• _Your task_: Make a verbatim copy of the records; pictures stay out.

• _The data_:
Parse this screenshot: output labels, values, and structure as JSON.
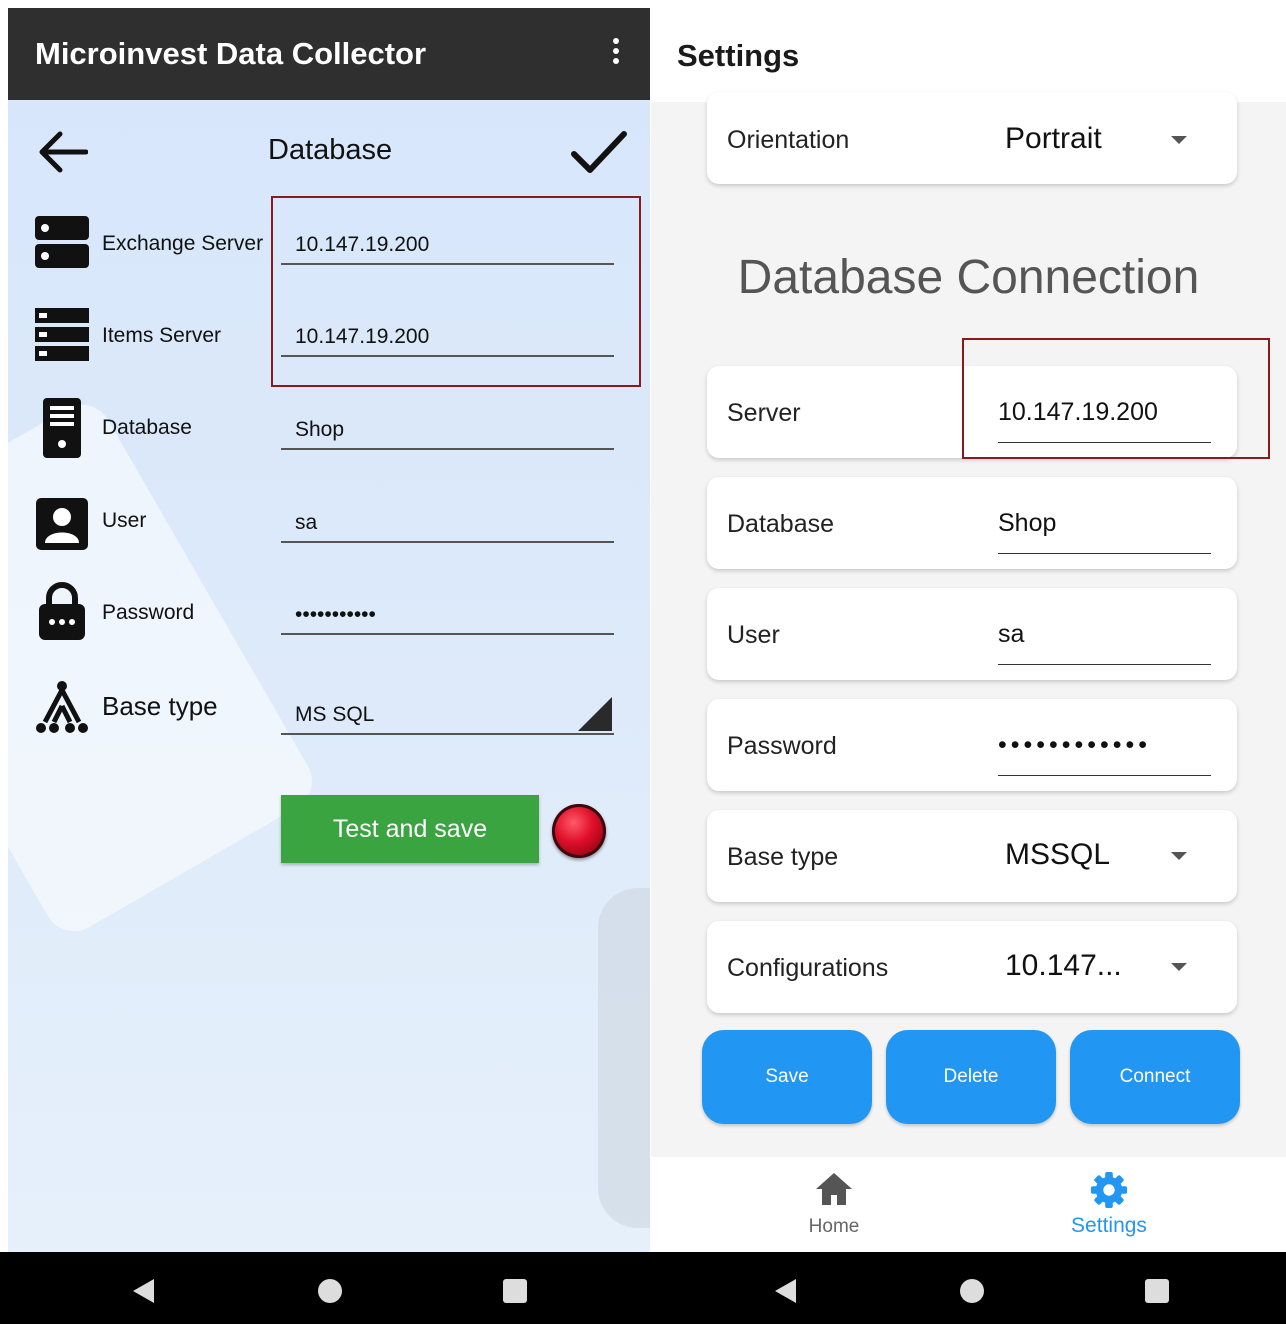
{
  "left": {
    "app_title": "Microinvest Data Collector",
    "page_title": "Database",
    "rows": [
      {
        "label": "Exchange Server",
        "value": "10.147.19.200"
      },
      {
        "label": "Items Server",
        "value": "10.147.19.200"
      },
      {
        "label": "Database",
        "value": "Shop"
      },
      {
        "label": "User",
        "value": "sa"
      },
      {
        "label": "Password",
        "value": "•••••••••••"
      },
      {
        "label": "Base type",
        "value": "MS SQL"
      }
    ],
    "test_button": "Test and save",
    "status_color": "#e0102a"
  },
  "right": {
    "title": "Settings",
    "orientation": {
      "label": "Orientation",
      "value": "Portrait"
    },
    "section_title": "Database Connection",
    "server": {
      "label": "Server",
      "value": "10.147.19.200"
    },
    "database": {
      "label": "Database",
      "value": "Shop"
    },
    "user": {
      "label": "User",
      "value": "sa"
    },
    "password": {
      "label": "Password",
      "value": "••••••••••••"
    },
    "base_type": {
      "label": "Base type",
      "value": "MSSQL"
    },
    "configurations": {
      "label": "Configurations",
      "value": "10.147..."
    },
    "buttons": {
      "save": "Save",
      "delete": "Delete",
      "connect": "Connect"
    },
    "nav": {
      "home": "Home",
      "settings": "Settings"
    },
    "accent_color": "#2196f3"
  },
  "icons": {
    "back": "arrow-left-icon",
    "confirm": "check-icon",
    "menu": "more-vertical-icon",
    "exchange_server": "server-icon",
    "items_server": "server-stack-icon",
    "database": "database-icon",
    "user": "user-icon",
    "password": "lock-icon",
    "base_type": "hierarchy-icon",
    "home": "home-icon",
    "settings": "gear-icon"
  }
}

• _Your solution_:
Parse this screenshot: output labels, values, and structure as JSON.
{
  "left": {
    "app_title": "Microinvest Data Collector",
    "page_title": "Database",
    "rows": [
      {
        "label": "Exchange Server",
        "value": "10.147.19.200"
      },
      {
        "label": "Items Server",
        "value": "10.147.19.200"
      },
      {
        "label": "Database",
        "value": "Shop"
      },
      {
        "label": "User",
        "value": "sa"
      },
      {
        "label": "Password",
        "value": "•••••••••••"
      },
      {
        "label": "Base type",
        "value": "MS SQL"
      }
    ],
    "test_button": "Test and save",
    "status_color": "#e0102a"
  },
  "right": {
    "title": "Settings",
    "orientation": {
      "label": "Orientation",
      "value": "Portrait"
    },
    "section_title": "Database Connection",
    "server": {
      "label": "Server",
      "value": "10.147.19.200"
    },
    "database": {
      "label": "Database",
      "value": "Shop"
    },
    "user": {
      "label": "User",
      "value": "sa"
    },
    "password": {
      "label": "Password",
      "value": "••••••••••••"
    },
    "base_type": {
      "label": "Base type",
      "value": "MSSQL"
    },
    "configurations": {
      "label": "Configurations",
      "value": "10.147..."
    },
    "buttons": {
      "save": "Save",
      "delete": "Delete",
      "connect": "Connect"
    },
    "nav": {
      "home": "Home",
      "settings": "Settings"
    },
    "accent_color": "#2196f3"
  },
  "icons": {
    "back": "arrow-left-icon",
    "confirm": "check-icon",
    "menu": "more-vertical-icon",
    "exchange_server": "server-icon",
    "items_server": "server-stack-icon",
    "database": "database-icon",
    "user": "user-icon",
    "password": "lock-icon",
    "base_type": "hierarchy-icon",
    "home": "home-icon",
    "settings": "gear-icon"
  }
}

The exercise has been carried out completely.